Medi-Cal was established in 1965 to offer health care advantages to California residents on already receiving welfare. Since then, the types of people qualified to receive medical care benefits under Medi-Cal is broadened significantly. The Medi-Cal program continues to be referred to as a “patchwork” of programs because of the number of categories that were added. There are lots of eligibility categories that you might fall into. Typically, eligibility is based on income, property, and household composition. However, each factor is complex and might vary based upon which patient eligibility verification software you fall into.
Medi-Cal for Immigrants
Can immigrants be eligible for Medi-Cal? In order to be qualified to receive all Medi-Cal services, an individual should be categorized as having “satisfactory immigration status.” This may include citizens, lawful permanent residents and immigrants that come under Permanent Resident under Colour of Law” (PRUCOL).
Undocumented immigrants and immigrant groups which do not qualify as having satisfactory immigration status may qualify for limited health coverage under Medi-Cal. Limited coverage includes emergency services, pregnancy services, dialysis, and nursing homes. To be qualified for the entire range of services, the patient must meet Federal Medicaid law requirements for any “qualified alien.”
Qualified immigrants that are exempt through the five-year waiting period. This category includes refugees, trafficking victims, veteran families, and Asylees. A qualified non-citizen includes lawful present residents or green card holders, those entering the country from Cuba or Haiti, Battered spouses and kids, victims of human trafficking, refugees, and the spouses and youngsters of active military or veterans. Most of the qualified non-citizen groups will also be exempt from the five-year waiting period.
Lawfully present residents includes those with Humanitarian status, valid non-immigrant visa holders, those whose legal status was conferred by the following laws: temporary resident status, LIFE Act, Family Unity Individuals, and lawful residents in American Samoa and the Northern Mariana Islands.
States are allowed to extend services funded completely from the state to immigrant groups not qualified by federal standards. However, immigrants need to be aware that based on their situation, accepting public aid may negatively impact their immigration status.
The Department of Homeland Security is able to refuse an individual’s entry or re-entry into the Usa, or prevent a person from becoming a permanent Usa resident when they believe the patient will probably be a “public charge” or someone that will be dependent on public benefits.
Immigrants without a green card and legal permeant residents are protected when they use Medi-Cal and Healthy Families, prenatal care, low-cost clinics and health centers.
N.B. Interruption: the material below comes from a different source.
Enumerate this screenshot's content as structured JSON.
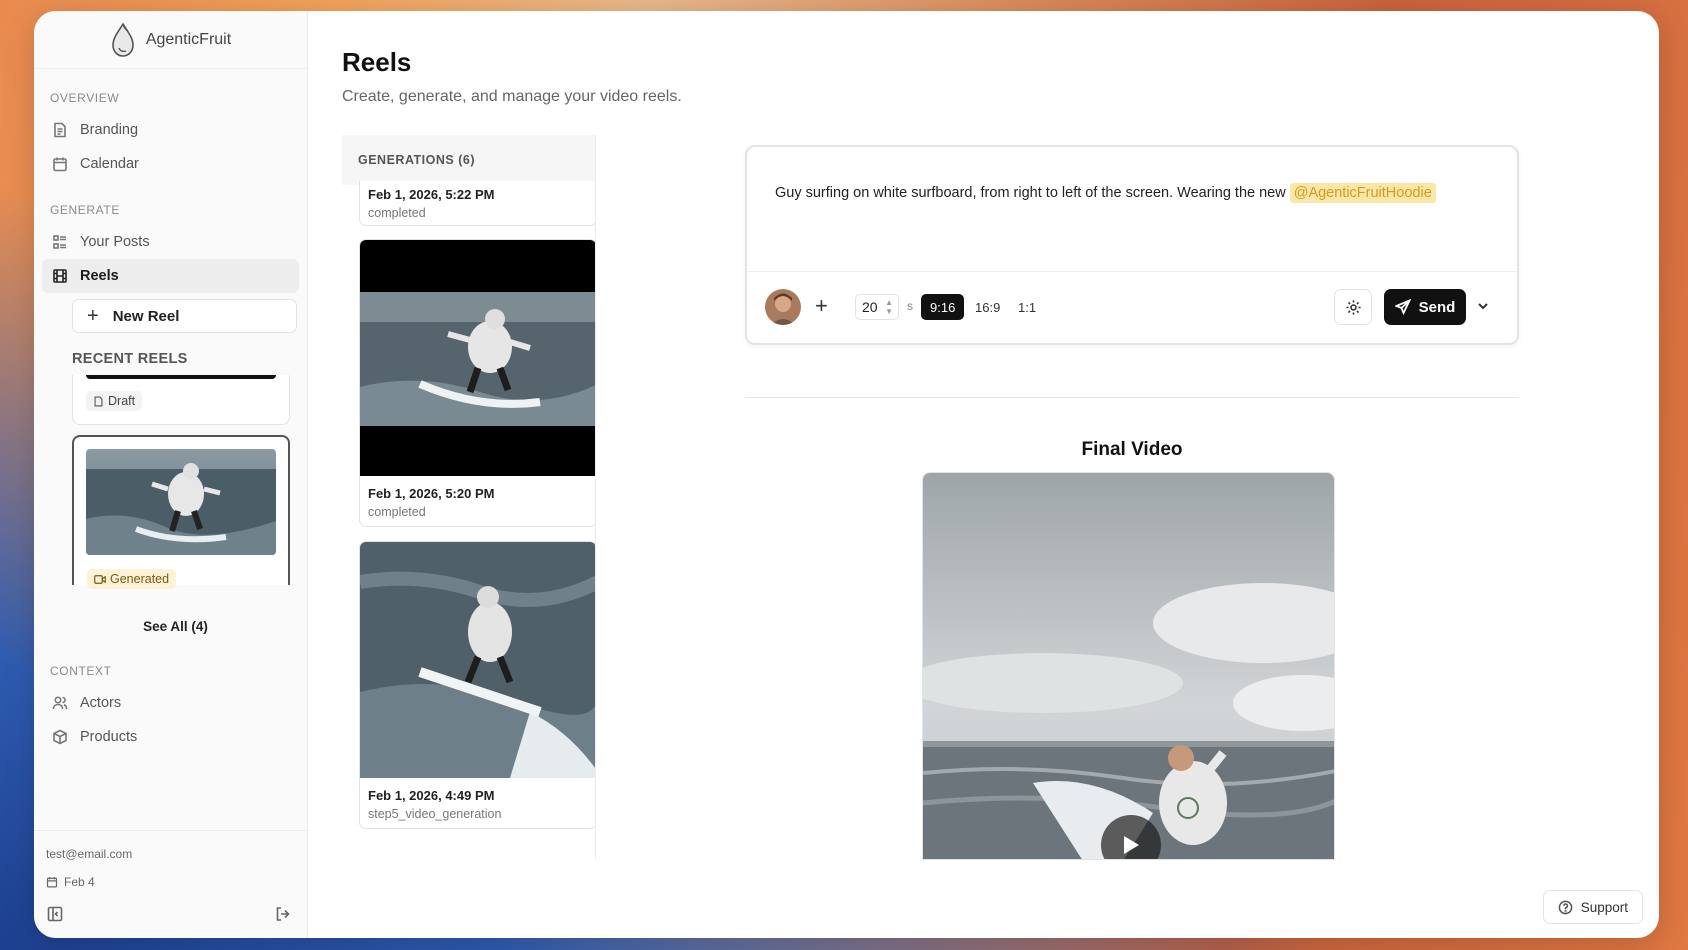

Those immigrant groups can utilize these programs without the fear of being seen as a potential public charge.
To be categorized as disabled for Medi-Cal eligibility, you have to fulfill the Social Security Administration’s meaning of disability. The Social Security Administration defines disability as somebody who jaaala unable to take part in substantial gainful activity (SGA) because of a medically-determined physical or mental impairment that (1) is expected to lead to death, or (2) has lasted or possibly is expected to last longer than 12 continuous months.
Those asserting a disability other than blindness under the Aged/Disabled or Medically Needy Programs need to meet the Social Security Administration’s criteria for being unable to engage in “substantial gainful activity” (SGA). In case your job is considered SGA, you may be disqualified. However, should your work is considered SGA, however you still fulfill the Social Security Administration’s definition of disabled, you may be eligible under the 250% Working Disabled Program.